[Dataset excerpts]
******************************

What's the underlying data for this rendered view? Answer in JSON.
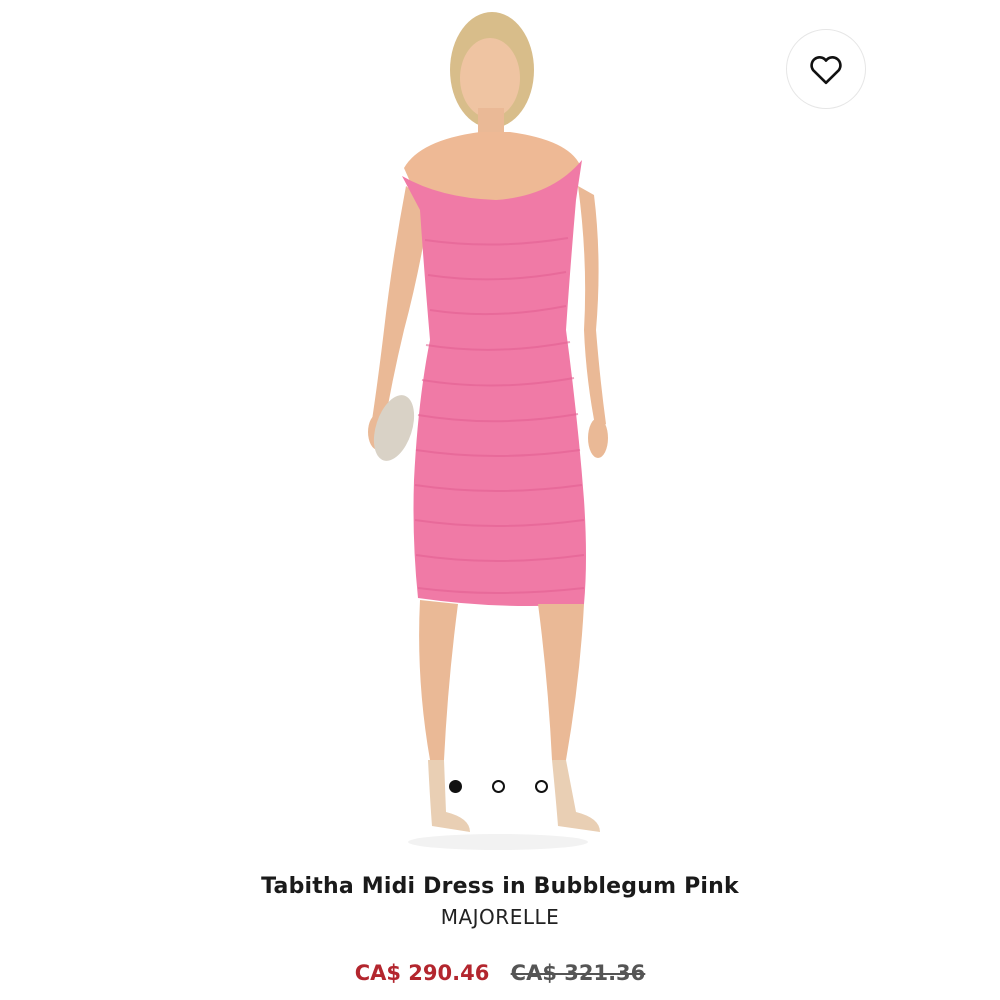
{
  "product": {
    "title": "Tabitha Midi Dress in Bubblegum Pink",
    "brand": "MAJORELLE",
    "sale_price": "CA$ 290.46",
    "original_price": "CA$ 321.36",
    "image": {
      "dress_color": "#f07aa6",
      "skin_color": "#f1c7a6",
      "hair_color": "#d9c08e"
    }
  },
  "wishlist": {
    "icon": "heart-icon"
  },
  "carousel": {
    "total": 3,
    "active_index": 0
  },
  "colors": {
    "sale_price": "#b3262e",
    "original_price": "#555555"
  }
}
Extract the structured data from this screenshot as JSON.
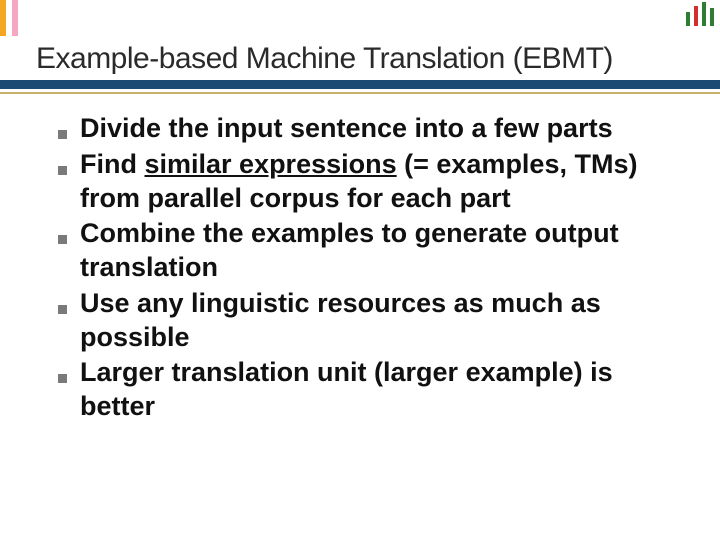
{
  "slide": {
    "title": "Example-based Machine Translation (EBMT)",
    "bullets": [
      {
        "html": "Divide the input sentence into a few parts"
      },
      {
        "html": "Find <span class=\"ul\">similar expressions</span> (= examples, TMs) from parallel corpus for each part"
      },
      {
        "html": "Combine the examples to generate output translation"
      },
      {
        "html": "Use any linguistic resources as much as possible"
      },
      {
        "html": "Larger translation unit (larger example) is better"
      }
    ]
  }
}
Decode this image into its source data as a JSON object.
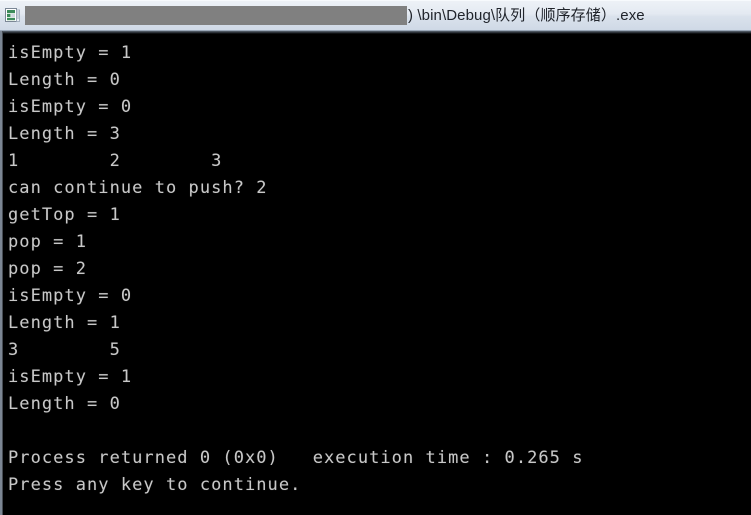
{
  "window": {
    "title_icon": "console-app-icon",
    "title_redacted_block": "",
    "title_text": ") \\bin\\Debug\\队列（顺序存储）.exe",
    "background_color": "#000000",
    "text_color": "#c8c8c8",
    "titlebar_color": "#dfe6ef"
  },
  "console": {
    "lines": [
      "isEmpty = 1",
      "Length = 0",
      "isEmpty = 0",
      "Length = 3",
      "1        2        3",
      "can continue to push? 2",
      "getTop = 1",
      "pop = 1",
      "pop = 2",
      "isEmpty = 0",
      "Length = 1",
      "3        5",
      "isEmpty = 1",
      "Length = 0",
      "",
      "Process returned 0 (0x0)   execution time : 0.265 s",
      "Press any key to continue."
    ],
    "full_text": "isEmpty = 1\nLength = 0\nisEmpty = 0\nLength = 3\n1        2        3\ncan continue to push? 2\ngetTop = 1\npop = 1\npop = 2\nisEmpty = 0\nLength = 1\n3        5\nisEmpty = 1\nLength = 0\n\nProcess returned 0 (0x0)   execution time : 0.265 s\nPress any key to continue.",
    "exit_code": "0",
    "exit_code_hex": "0x0",
    "execution_time": "0.265 s",
    "prompt": "Press any key to continue."
  }
}
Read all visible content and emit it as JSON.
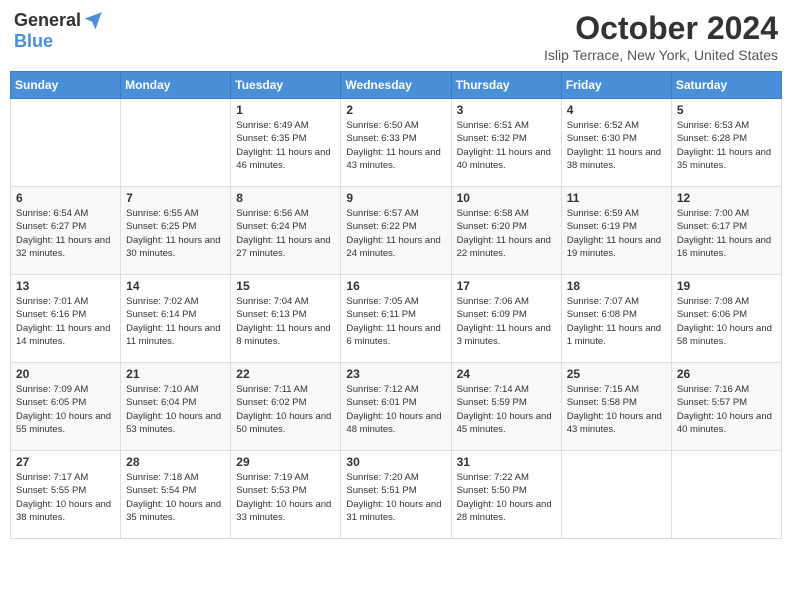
{
  "logo": {
    "general": "General",
    "blue": "Blue"
  },
  "header": {
    "month": "October 2024",
    "location": "Islip Terrace, New York, United States"
  },
  "weekdays": [
    "Sunday",
    "Monday",
    "Tuesday",
    "Wednesday",
    "Thursday",
    "Friday",
    "Saturday"
  ],
  "weeks": [
    [
      {
        "day": "",
        "info": ""
      },
      {
        "day": "",
        "info": ""
      },
      {
        "day": "1",
        "info": "Sunrise: 6:49 AM\nSunset: 6:35 PM\nDaylight: 11 hours and 46 minutes."
      },
      {
        "day": "2",
        "info": "Sunrise: 6:50 AM\nSunset: 6:33 PM\nDaylight: 11 hours and 43 minutes."
      },
      {
        "day": "3",
        "info": "Sunrise: 6:51 AM\nSunset: 6:32 PM\nDaylight: 11 hours and 40 minutes."
      },
      {
        "day": "4",
        "info": "Sunrise: 6:52 AM\nSunset: 6:30 PM\nDaylight: 11 hours and 38 minutes."
      },
      {
        "day": "5",
        "info": "Sunrise: 6:53 AM\nSunset: 6:28 PM\nDaylight: 11 hours and 35 minutes."
      }
    ],
    [
      {
        "day": "6",
        "info": "Sunrise: 6:54 AM\nSunset: 6:27 PM\nDaylight: 11 hours and 32 minutes."
      },
      {
        "day": "7",
        "info": "Sunrise: 6:55 AM\nSunset: 6:25 PM\nDaylight: 11 hours and 30 minutes."
      },
      {
        "day": "8",
        "info": "Sunrise: 6:56 AM\nSunset: 6:24 PM\nDaylight: 11 hours and 27 minutes."
      },
      {
        "day": "9",
        "info": "Sunrise: 6:57 AM\nSunset: 6:22 PM\nDaylight: 11 hours and 24 minutes."
      },
      {
        "day": "10",
        "info": "Sunrise: 6:58 AM\nSunset: 6:20 PM\nDaylight: 11 hours and 22 minutes."
      },
      {
        "day": "11",
        "info": "Sunrise: 6:59 AM\nSunset: 6:19 PM\nDaylight: 11 hours and 19 minutes."
      },
      {
        "day": "12",
        "info": "Sunrise: 7:00 AM\nSunset: 6:17 PM\nDaylight: 11 hours and 16 minutes."
      }
    ],
    [
      {
        "day": "13",
        "info": "Sunrise: 7:01 AM\nSunset: 6:16 PM\nDaylight: 11 hours and 14 minutes."
      },
      {
        "day": "14",
        "info": "Sunrise: 7:02 AM\nSunset: 6:14 PM\nDaylight: 11 hours and 11 minutes."
      },
      {
        "day": "15",
        "info": "Sunrise: 7:04 AM\nSunset: 6:13 PM\nDaylight: 11 hours and 8 minutes."
      },
      {
        "day": "16",
        "info": "Sunrise: 7:05 AM\nSunset: 6:11 PM\nDaylight: 11 hours and 6 minutes."
      },
      {
        "day": "17",
        "info": "Sunrise: 7:06 AM\nSunset: 6:09 PM\nDaylight: 11 hours and 3 minutes."
      },
      {
        "day": "18",
        "info": "Sunrise: 7:07 AM\nSunset: 6:08 PM\nDaylight: 11 hours and 1 minute."
      },
      {
        "day": "19",
        "info": "Sunrise: 7:08 AM\nSunset: 6:06 PM\nDaylight: 10 hours and 58 minutes."
      }
    ],
    [
      {
        "day": "20",
        "info": "Sunrise: 7:09 AM\nSunset: 6:05 PM\nDaylight: 10 hours and 55 minutes."
      },
      {
        "day": "21",
        "info": "Sunrise: 7:10 AM\nSunset: 6:04 PM\nDaylight: 10 hours and 53 minutes."
      },
      {
        "day": "22",
        "info": "Sunrise: 7:11 AM\nSunset: 6:02 PM\nDaylight: 10 hours and 50 minutes."
      },
      {
        "day": "23",
        "info": "Sunrise: 7:12 AM\nSunset: 6:01 PM\nDaylight: 10 hours and 48 minutes."
      },
      {
        "day": "24",
        "info": "Sunrise: 7:14 AM\nSunset: 5:59 PM\nDaylight: 10 hours and 45 minutes."
      },
      {
        "day": "25",
        "info": "Sunrise: 7:15 AM\nSunset: 5:58 PM\nDaylight: 10 hours and 43 minutes."
      },
      {
        "day": "26",
        "info": "Sunrise: 7:16 AM\nSunset: 5:57 PM\nDaylight: 10 hours and 40 minutes."
      }
    ],
    [
      {
        "day": "27",
        "info": "Sunrise: 7:17 AM\nSunset: 5:55 PM\nDaylight: 10 hours and 38 minutes."
      },
      {
        "day": "28",
        "info": "Sunrise: 7:18 AM\nSunset: 5:54 PM\nDaylight: 10 hours and 35 minutes."
      },
      {
        "day": "29",
        "info": "Sunrise: 7:19 AM\nSunset: 5:53 PM\nDaylight: 10 hours and 33 minutes."
      },
      {
        "day": "30",
        "info": "Sunrise: 7:20 AM\nSunset: 5:51 PM\nDaylight: 10 hours and 31 minutes."
      },
      {
        "day": "31",
        "info": "Sunrise: 7:22 AM\nSunset: 5:50 PM\nDaylight: 10 hours and 28 minutes."
      },
      {
        "day": "",
        "info": ""
      },
      {
        "day": "",
        "info": ""
      }
    ]
  ]
}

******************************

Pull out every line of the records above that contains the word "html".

• _Answer below_
        "html": "Divide the input sentence into a few parts"
        "html": "Find <span class=\"ul\">similar expressions</span> (= examples, TMs) from parallel corpus for each part"
        "html": "Combine the examples to generate output translation"
        "html": "Use any linguistic resources as much as possible"
        "html": "Larger translation unit (larger example) is better"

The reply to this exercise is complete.